And again, we want to run the entire chain of the notebooks every time when someone changes one of the notebooks. We may also want to run the entire chain daily, based on a schedule.

This example demonstrates Continuous Delivery solution based on the Jupyter notebooks.

We assume here that each of the notebooks in the chain is “self-contained”, meaning that it can run independently and that it downloads input and uploads output data to some external storage, in our example it’s GCS.

Like in the previous example we submit our notebooks to Cloud AI Training Job. The only difference is that we submit them sequentially and then, at the end of the flow, we submit the result to Cloud AI Prediction services (inference).

- name: ''
  id: 'deploy'
  dir: 'notebooks-ci-showcase'
  args: ['$COMMIT_SHA']
  entrypoint: './'

The core part of the is the following call:

gcloud ai-platform versions create "${VERSION_NAME}" \
  --model "${MODEL_NAME}" \
  --origin "${GCS_MODEL_DIR}" \
  --runtime-version=1.14 \
  --framework "${FRAMEWORK}" \
  --python-version=3.5 \
  --project "${PROJECT_ID}"

The above example contains only two simple notebooks in the chain, but it demonstrates how Continuous Delivery can be built based on Jupyter notebooks.

Notebooks based Continuous Delivery may be not the optimal solution in big projects. Kubeflow Pipelines, TensorFlow Extended Pipelines may be better solutions for many (or even most) cases.
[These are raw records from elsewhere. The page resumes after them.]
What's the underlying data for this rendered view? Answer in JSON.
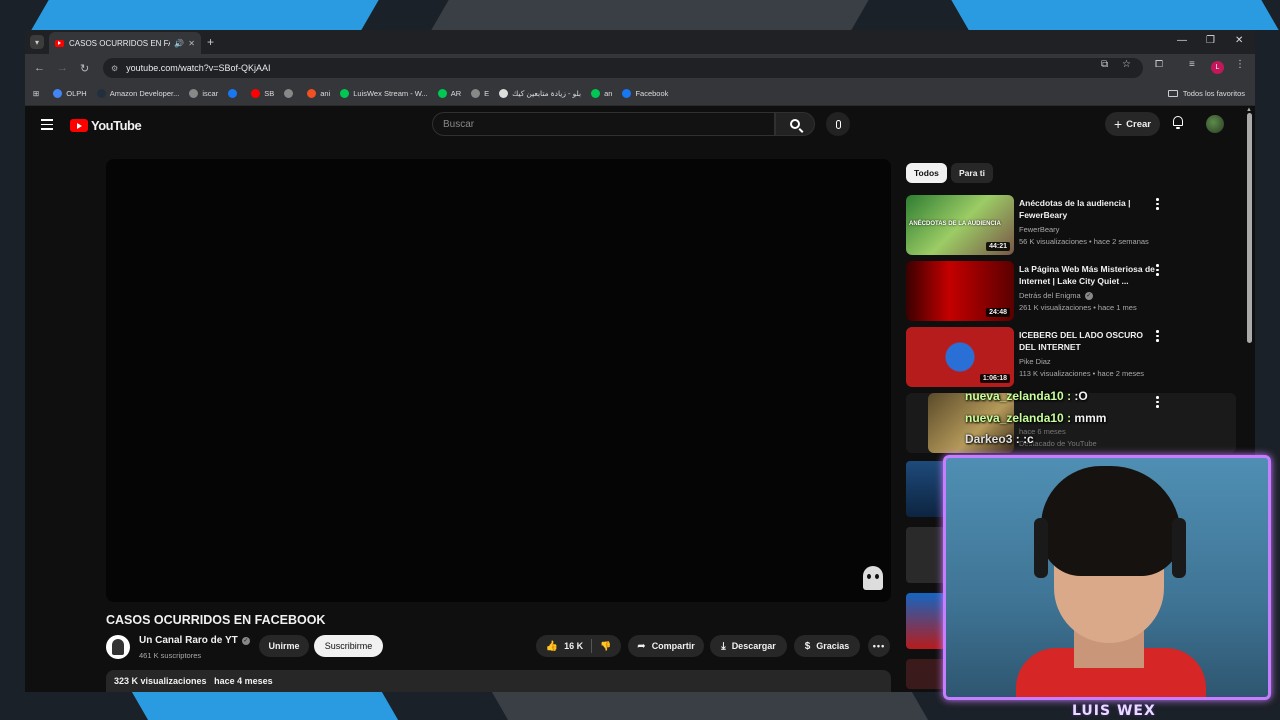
{
  "browser": {
    "tab_title": "CASOS OCURRIDOS EN FA...",
    "url": "youtube.com/watch?v=SBof-QKjAAI",
    "profile_initial": "L",
    "bookmarks": [
      {
        "label": "OLPH",
        "color": "#4285f4"
      },
      {
        "label": "Amazon Developer...",
        "color": "#232f3e"
      },
      {
        "label": "iscar",
        "color": "#888888"
      },
      {
        "label": "",
        "color": "#1877f2"
      },
      {
        "label": "SB",
        "color": "#ff0000"
      },
      {
        "label": "",
        "color": "#888888"
      },
      {
        "label": "ani",
        "color": "#f25022"
      },
      {
        "label": "LuisWex Stream - W...",
        "color": "#00c853"
      },
      {
        "label": "AR",
        "color": "#00c853"
      },
      {
        "label": "E",
        "color": "#888888"
      },
      {
        "label": "بلو - زيادة متابعين كيك",
        "color": "#dddddd"
      },
      {
        "label": "an",
        "color": "#00c853"
      },
      {
        "label": "Facebook",
        "color": "#1877f2"
      }
    ],
    "bookmarks_folder": "Todos los favoritos"
  },
  "youtube": {
    "logo_text": "YouTube",
    "search_placeholder": "Buscar",
    "create_label": "Crear",
    "video": {
      "title": "CASOS OCURRIDOS EN FACEBOOK",
      "channel": "Un Canal Raro de YT",
      "subscribers": "461 K suscriptores",
      "join_label": "Unirme",
      "subscribe_label": "Suscribirme",
      "likes": "16 K",
      "share_label": "Compartir",
      "download_label": "Descargar",
      "thanks_label": "Gracias",
      "views": "323 K visualizaciones",
      "age": "hace 4 meses"
    },
    "chips": [
      "Todos",
      "Para ti"
    ],
    "recommendations": [
      {
        "title": "Anécdotas de la audiencia | FewerBeary",
        "channel": "FewerBeary",
        "meta": "56 K visualizaciones • hace 2 semanas",
        "duration": "44:21",
        "thumb_text": "ANÉCDOTAS DE LA AUDIENCIA"
      },
      {
        "title": "La Página Web Más Misteriosa de Internet | Lake City Quiet ...",
        "channel": "Detrás del Enigma",
        "meta": "261 K visualizaciones • hace 1 mes",
        "duration": "24:48",
        "thumb_text": ""
      },
      {
        "title": "ICEBERG DEL LADO OSCURO DEL INTERNET",
        "channel": "Pike Diaz",
        "meta": "113 K visualizaciones • hace 2 meses",
        "duration": "1:06:18",
        "thumb_text": ""
      },
      {
        "title": "",
        "channel": "hace 6 meses",
        "meta": "Destacado de YouTube",
        "duration": "",
        "thumb_text": ""
      }
    ]
  },
  "overlay": {
    "chat": [
      {
        "user": "nueva_zelanda10",
        "message": ":O"
      },
      {
        "user": "nueva_zelanda10",
        "message": "mmm"
      },
      {
        "user": "Darkeo3",
        "message": ":c"
      }
    ],
    "streamer_name": "LUIS WEX",
    "frame_color": "#c77dff"
  }
}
However, in many scenarios Notebooks based Continuous Delivery has its own advantages, mainly due to its simplicity.